Amongst all the praise currently and deservedly getting heaped upon it, Good Time is especially being hailed as the final stage of redemption for Robert “Sparkling Guy from Twilight” Pattinson.
In discussing why they had eyes for the former heartthrob, directors the Safdie Brothers mentioned the way Pattison, as arguably once one of the most recognizable faces in the world, struggles to move freely in public. The countenance of a star trying to stay conspicuous in a world trained to see them looks an awful lot like a criminal trying to lay low, hunchedly trying not draw attention to themselves. Of course, there’s something about trying not to be noticed that makes a person especially noticeable.
After he outruns his brother in a post-robbery police chase, Pattinson's Connie Nikas spends the night doing whatever he can to spring the apprehended Nick. Good Time is an unceasing, neon-soaked, up-all-night-in-New-York, gritty and grimy noir throwback that spins and just keeps spinning around the hub of Connie’s devotion to his brother. Connie's monomaniacal, loving energy is the film's energy. Connie can't and won't give up and neither can Good Time.
Throughout Good Time, it's easy to forget that Connie is not a good guy. The film is refreshingly skimpy with backstory, so we don't know the nature and depth of the Nikas Brothers' perfidy, but with the bewildered, bug-eyed look of a living mug shot, Connie's physicality alone announces criminality. Whether he’s sneaking into a Dominos bathroom to wash off the paint from an exploded dye pack or hunching through the corridors of a hospital, he’s about as subtle as a fart in church. And yet we, the audience, root for him. The passion and gallantry of his quest serve to make us forget the animating circumstances of it.
With a charm that’s always teetering on smarm, we get just as conned by Connie as those Good Samaritans he exploits during his flailing, bumbling attempt to help his brother. And here's where Pattinson excels and earns every drop of praise he's getting. He's gross and unredeemable, but he's also ensorcelling. He shouldn't be, but he is. He has to be.
Going at the clip it does, Good Time relies as heavily as Connie does on the kindness of strangers. The story doesn't happen without assistance from standers-by. Whether he's getting intel from an orderly, a ride from a shuttle driver, or the use of a stranger's phone, Connie's constantly preying on the benefit of people's doubt, just as the film needs its audience to open up to and care about this sputtering, conniving weirdo.
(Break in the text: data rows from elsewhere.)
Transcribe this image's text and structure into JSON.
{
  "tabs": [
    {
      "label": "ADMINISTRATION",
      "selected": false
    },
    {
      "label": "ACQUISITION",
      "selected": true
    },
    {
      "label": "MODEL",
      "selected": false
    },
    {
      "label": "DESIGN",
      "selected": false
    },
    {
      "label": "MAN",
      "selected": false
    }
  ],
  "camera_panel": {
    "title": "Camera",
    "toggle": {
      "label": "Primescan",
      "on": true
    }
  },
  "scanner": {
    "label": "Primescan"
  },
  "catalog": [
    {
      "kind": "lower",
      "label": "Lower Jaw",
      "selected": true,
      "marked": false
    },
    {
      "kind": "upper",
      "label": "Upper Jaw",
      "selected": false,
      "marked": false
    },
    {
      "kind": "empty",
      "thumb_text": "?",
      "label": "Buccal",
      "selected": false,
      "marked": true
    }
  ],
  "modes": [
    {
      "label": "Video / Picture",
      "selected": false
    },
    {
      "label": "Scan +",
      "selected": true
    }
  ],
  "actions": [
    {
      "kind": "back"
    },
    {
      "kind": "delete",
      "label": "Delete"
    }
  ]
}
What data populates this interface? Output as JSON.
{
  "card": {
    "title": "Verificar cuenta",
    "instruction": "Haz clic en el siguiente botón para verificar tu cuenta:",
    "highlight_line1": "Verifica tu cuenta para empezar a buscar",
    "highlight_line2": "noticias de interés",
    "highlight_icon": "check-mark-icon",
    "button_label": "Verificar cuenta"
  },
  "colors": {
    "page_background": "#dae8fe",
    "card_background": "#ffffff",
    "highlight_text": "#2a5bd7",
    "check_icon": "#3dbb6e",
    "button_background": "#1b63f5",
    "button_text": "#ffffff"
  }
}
Just to look at him, you wouldn't give this guy the time of day let alone your cellphone. But somehow, as the rave reviews confirm, you have a hard time not giving two hours of your sympathy to this grinning scumbag.